[Interface dataset entries]
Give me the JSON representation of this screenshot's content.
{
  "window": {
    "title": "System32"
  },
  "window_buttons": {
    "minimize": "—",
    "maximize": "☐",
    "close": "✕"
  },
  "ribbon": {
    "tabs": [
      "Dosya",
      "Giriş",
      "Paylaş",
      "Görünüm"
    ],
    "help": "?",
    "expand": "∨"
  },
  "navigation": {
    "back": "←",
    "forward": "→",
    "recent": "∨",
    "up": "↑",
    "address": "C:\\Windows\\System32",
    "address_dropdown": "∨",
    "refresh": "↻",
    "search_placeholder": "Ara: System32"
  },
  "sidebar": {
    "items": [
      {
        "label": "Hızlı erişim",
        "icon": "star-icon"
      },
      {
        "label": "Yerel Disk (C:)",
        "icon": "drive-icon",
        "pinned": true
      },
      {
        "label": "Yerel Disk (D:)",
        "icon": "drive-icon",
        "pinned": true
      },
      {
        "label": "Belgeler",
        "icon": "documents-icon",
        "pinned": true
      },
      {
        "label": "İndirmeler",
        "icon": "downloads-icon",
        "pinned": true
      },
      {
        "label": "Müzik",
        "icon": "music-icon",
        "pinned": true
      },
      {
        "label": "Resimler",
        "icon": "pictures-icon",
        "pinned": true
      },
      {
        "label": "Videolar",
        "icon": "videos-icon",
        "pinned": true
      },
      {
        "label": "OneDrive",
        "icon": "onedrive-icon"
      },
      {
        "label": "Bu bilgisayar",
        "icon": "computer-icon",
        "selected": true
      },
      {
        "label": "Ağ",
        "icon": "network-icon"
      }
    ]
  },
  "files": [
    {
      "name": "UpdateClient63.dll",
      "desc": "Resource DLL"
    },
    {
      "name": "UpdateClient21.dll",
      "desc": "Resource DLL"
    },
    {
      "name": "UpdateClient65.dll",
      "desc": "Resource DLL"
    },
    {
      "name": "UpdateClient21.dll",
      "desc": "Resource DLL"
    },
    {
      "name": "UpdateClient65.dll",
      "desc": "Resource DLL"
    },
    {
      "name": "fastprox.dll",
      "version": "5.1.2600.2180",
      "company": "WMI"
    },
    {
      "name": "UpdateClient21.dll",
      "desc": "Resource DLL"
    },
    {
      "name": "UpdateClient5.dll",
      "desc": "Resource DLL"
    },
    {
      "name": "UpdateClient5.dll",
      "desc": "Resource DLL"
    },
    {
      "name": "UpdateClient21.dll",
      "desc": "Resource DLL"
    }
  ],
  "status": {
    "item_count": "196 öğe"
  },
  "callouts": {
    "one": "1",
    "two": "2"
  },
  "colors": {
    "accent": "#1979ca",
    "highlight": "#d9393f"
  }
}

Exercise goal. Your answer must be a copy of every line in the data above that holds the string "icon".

Problem solution.
        "icon": "star-icon"
        "icon": "drive-icon",
        "icon": "drive-icon",
        "icon": "documents-icon",
        "icon": "downloads-icon",
        "icon": "music-icon",
        "icon": "pictures-icon",
        "icon": "videos-icon",
        "icon": "onedrive-icon"
        "icon": "computer-icon",
        "icon": "network-icon"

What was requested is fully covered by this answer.